Wilhelmshaven ideal for German LNG import terminal, study says

Wilhelmshaven ideal for German LNG import terminal, study says

A study conducted by a group of German companies shows that Wilhelmshaven is the ideal location for an LNG import terminal.

“Wilhelmshaven is best suited to constructing an LNG import terminal due to its geographical location, the nautical conditions and the gas grid connection, including the cavern capacities,” explains John Niemann, president of the Wilhelmshaven Port Industry Association.

Especially an LNG terminal based on the floating storage and regasification unit (FSRU) technology would enable an economically attractive and competitive service through low investment costs and fast construction times.

Liquefied natural gas (LNG) is growing in importance as a long-term option as a fuel for ships and heavy goods traffic, the study says.
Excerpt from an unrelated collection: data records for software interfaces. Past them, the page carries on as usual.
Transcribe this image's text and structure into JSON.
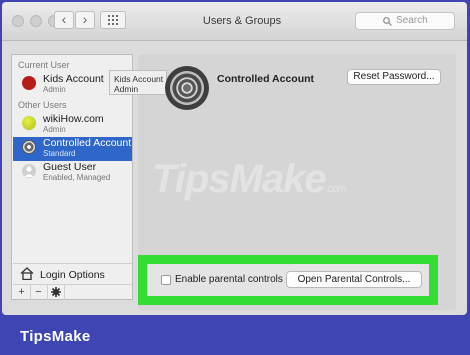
{
  "window": {
    "title": "Users & Groups"
  },
  "nav": {
    "back": "‹",
    "forward": "›"
  },
  "search": {
    "placeholder": "Search"
  },
  "sidebar": {
    "current_user_header": "Current User",
    "other_users_header": "Other Users",
    "users": [
      {
        "name": "Kids Account",
        "role": "Admin",
        "avatar_color": "#b51d1d"
      },
      {
        "name": "wikiHow.com",
        "role": "Admin",
        "avatar_color": "#c7d62a"
      },
      {
        "name": "Controlled Account",
        "role": "Standard",
        "avatar_color": "#8a8a8a",
        "selected": true
      },
      {
        "name": "Guest User",
        "role": "Enabled, Managed",
        "avatar_color": "#bcbcbc"
      }
    ],
    "login_options": "Login Options",
    "toolbar": {
      "add": "+",
      "remove": "−",
      "gear": "✱"
    }
  },
  "tooltip": {
    "line1": "Kids Account",
    "line2": "Admin"
  },
  "main": {
    "account_name": "Controlled Account",
    "reset_password": "Reset Password...",
    "enable_parental_controls": "Enable parental controls",
    "open_parental_controls": "Open Parental Controls..."
  },
  "watermark": {
    "text": "TipsMake",
    "suffix": ".com"
  },
  "footer": {
    "brand": "TipsMake"
  },
  "colors": {
    "highlight": "#33dd33",
    "selection": "#2f66c9",
    "background": "#3f45b3"
  }
}
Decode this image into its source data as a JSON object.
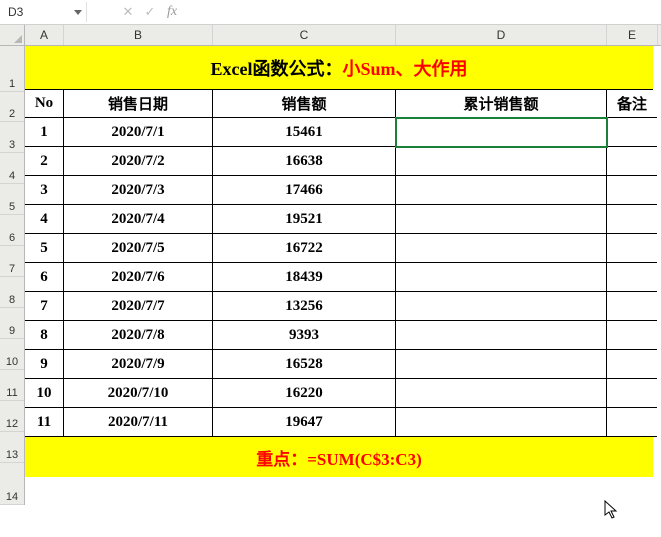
{
  "namebox": "D3",
  "colHeaders": {
    "A": "A",
    "B": "B",
    "C": "C",
    "D": "D",
    "E": "E"
  },
  "rowHeaders": [
    "1",
    "2",
    "3",
    "4",
    "5",
    "6",
    "7",
    "8",
    "9",
    "10",
    "11",
    "12",
    "13",
    "14"
  ],
  "title": {
    "prefix": "Excel函数公式：",
    "red": "小Sum、大作用"
  },
  "headers": {
    "no": "No",
    "date": "销售日期",
    "amount": "销售额",
    "cum": "累计销售额",
    "note": "备注"
  },
  "rows": [
    {
      "no": "1",
      "date": "2020/7/1",
      "amount": "15461"
    },
    {
      "no": "2",
      "date": "2020/7/2",
      "amount": "16638"
    },
    {
      "no": "3",
      "date": "2020/7/3",
      "amount": "17466"
    },
    {
      "no": "4",
      "date": "2020/7/4",
      "amount": "19521"
    },
    {
      "no": "5",
      "date": "2020/7/5",
      "amount": "16722"
    },
    {
      "no": "6",
      "date": "2020/7/6",
      "amount": "18439"
    },
    {
      "no": "7",
      "date": "2020/7/7",
      "amount": "13256"
    },
    {
      "no": "8",
      "date": "2020/7/8",
      "amount": "9393"
    },
    {
      "no": "9",
      "date": "2020/7/9",
      "amount": "16528"
    },
    {
      "no": "10",
      "date": "2020/7/10",
      "amount": "16220"
    },
    {
      "no": "11",
      "date": "2020/7/11",
      "amount": "19647"
    }
  ],
  "footer": {
    "label": "重点：",
    "formula": "=SUM(C$3:C3)"
  },
  "heights": {
    "title": 44,
    "hd": 28,
    "row": 29,
    "foot": 40
  },
  "chart_data": {
    "type": "table",
    "title": "Excel函数公式：小Sum、大作用",
    "columns": [
      "No",
      "销售日期",
      "销售额",
      "累计销售额",
      "备注"
    ],
    "data": [
      [
        1,
        "2020/7/1",
        15461,
        null,
        null
      ],
      [
        2,
        "2020/7/2",
        16638,
        null,
        null
      ],
      [
        3,
        "2020/7/3",
        17466,
        null,
        null
      ],
      [
        4,
        "2020/7/4",
        19521,
        null,
        null
      ],
      [
        5,
        "2020/7/5",
        16722,
        null,
        null
      ],
      [
        6,
        "2020/7/6",
        18439,
        null,
        null
      ],
      [
        7,
        "2020/7/7",
        13256,
        null,
        null
      ],
      [
        8,
        "2020/7/8",
        9393,
        null,
        null
      ],
      [
        9,
        "2020/7/9",
        16528,
        null,
        null
      ],
      [
        10,
        "2020/7/10",
        16220,
        null,
        null
      ],
      [
        11,
        "2020/7/11",
        19647,
        null,
        null
      ]
    ],
    "footer_formula": "=SUM(C$3:C3)"
  }
}
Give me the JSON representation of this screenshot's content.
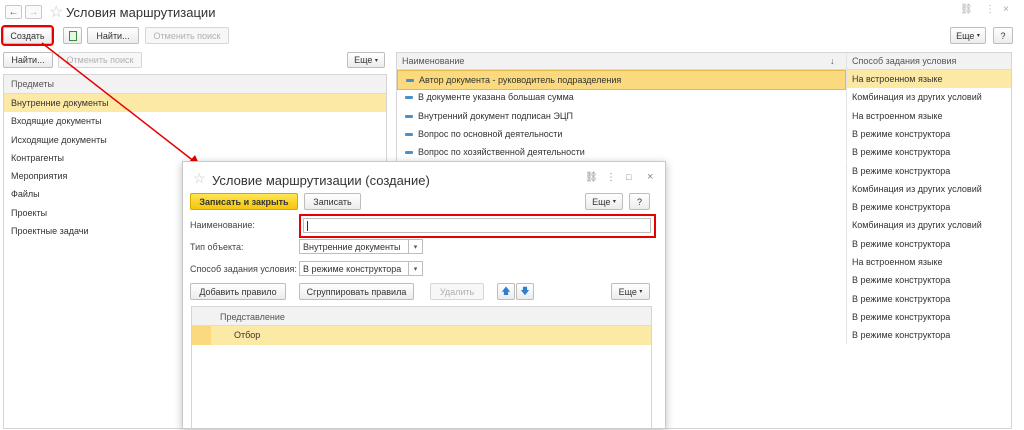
{
  "main": {
    "title": "Условия маршрутизации",
    "toolbar": {
      "create": "Создать",
      "find": "Найти...",
      "cancel_search": "Отменить поиск",
      "more": "Еще",
      "help": "?"
    },
    "left": {
      "find": "Найти...",
      "cancel_search": "Отменить поиск",
      "more": "Еще",
      "header": "Предметы",
      "items": [
        "Внутренние документы",
        "Входящие документы",
        "Исходящие документы",
        "Контрагенты",
        "Мероприятия",
        "Файлы",
        "Проекты",
        "Проектные задачи"
      ]
    },
    "table": {
      "col_name": "Наименование",
      "col_method": "Способ задания условия",
      "sort_indicator": "↓",
      "rows": [
        {
          "name": "Автор документа - руководитель подразделения",
          "method": "На встроенном языке"
        },
        {
          "name": "В документе указана большая сумма",
          "method": "Комбинация из других условий"
        },
        {
          "name": "Внутренний документ подписан ЭЦП",
          "method": "На встроенном языке"
        },
        {
          "name": "Вопрос по основной деятельности",
          "method": "В режиме конструктора"
        },
        {
          "name": "Вопрос по хозяйственной деятельности",
          "method": "В режиме конструктора"
        },
        {
          "name": "",
          "method": "В режиме конструктора"
        },
        {
          "name": "",
          "method": "Комбинация из других условий"
        },
        {
          "name": "",
          "method": "В режиме конструктора"
        },
        {
          "name": "",
          "method": "Комбинация из других условий"
        },
        {
          "name": "",
          "method": "В режиме конструктора"
        },
        {
          "name": "",
          "method": "На встроенном языке"
        },
        {
          "name": "",
          "method": "В режиме конструктора"
        },
        {
          "name": "",
          "method": "В режиме конструктора"
        },
        {
          "name": "",
          "method": "В режиме конструктора"
        },
        {
          "name": "",
          "method": "В режиме конструктора"
        }
      ]
    }
  },
  "dialog": {
    "title": "Условие маршрутизации (создание)",
    "save_close": "Записать и закрыть",
    "save": "Записать",
    "more": "Еще",
    "help": "?",
    "name_label": "Наименование:",
    "name_value": "",
    "type_label": "Тип объекта:",
    "type_value": "Внутренние документы",
    "method_label": "Способ задания условия:",
    "method_value": "В режиме конструктора",
    "add_rule": "Добавить правило",
    "group_rules": "Сгруппировать правила",
    "delete": "Удалить",
    "more2": "Еще",
    "grid_header": "Представление",
    "grid_row": "Отбор"
  },
  "colors": {
    "highlight": "#e60000",
    "selection": "#fde9a6",
    "primary": "#f5c60c"
  }
}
The decline in deliveries from domestic production and from traditional supplier countries could lead to a natural gas supply shortfall by 2028, leading to an increasing monopolization of the remaining suppliers, according to Christoph Merkel, managing director of Merkel Energy, who carried out the study together with CPL, NAUTITEC, Norconsult and GasplanFasold.

This means that increasing risks to the competitiveness of natural gas, security of supply and the German natural gas trading market cannot be ruled out.

“As an industrialized country and a major player in world trade, Germany should be an importing country for LNG,” says Felix Jahn, managing director of the Chamber of Industry and Commerce for transport, ports and shipping.

“There are already 36 countries worldwide that are LNG importers and their number is growing rapidly. The EU Commission urges its member states to create LNG import terminals to diversify their supply,” Jahn said.

Katja Baumann, managing director of MARIKO from Leer, points out that such a terminal would also serve to supply the increasing number of LNG-driven ships in Germany.

According to Heiko Wenzel, managing partner of CPL, the proportion of port calls by cargo ships operated with LNG is steadily increasing at the examined locations until 2030. Overall, demand increases to approx. 176.000 tons LNG per year.

The largest amount of fuel will be handled by bunker ships, this corresponds to about three quarters with individual requirements of more than 500 tons of fuel.

However, most bunkering operations will take place in the segment up to 200 tons as truck-to-ship-bunkering.

Share this article

Follow LNG World News


<< Sep 2019 >>
26 27 28 29 30 31 1
2 3 4 5 6 7 8
9 10 11 12 13 14 15
16 17 18 19 20 21 22
23 24 25 26 27 28 29
30 1 2 3 4 5 6

6th Mozambique Gas Summit & Exhibit

This year’s edition will have a revamped programme for attendees.

read more >

Offshore Energy Exhibition and Conference 2019

The three-day event includes an exhibition where an expected 600+ supply chain companies will showcase their products and services.

read more >

LNGgc London

LNGgc is a fantastic way of raising attendees’ company profile within this market and creating greater awareness of their brand…

read more >

5th CWC China LNG & Gas International Summit & Exhibition

5th CWC China LNG & Gas International Summit & Exhibition will return 16 – 17 October 2019, bringing together the key players…

read more >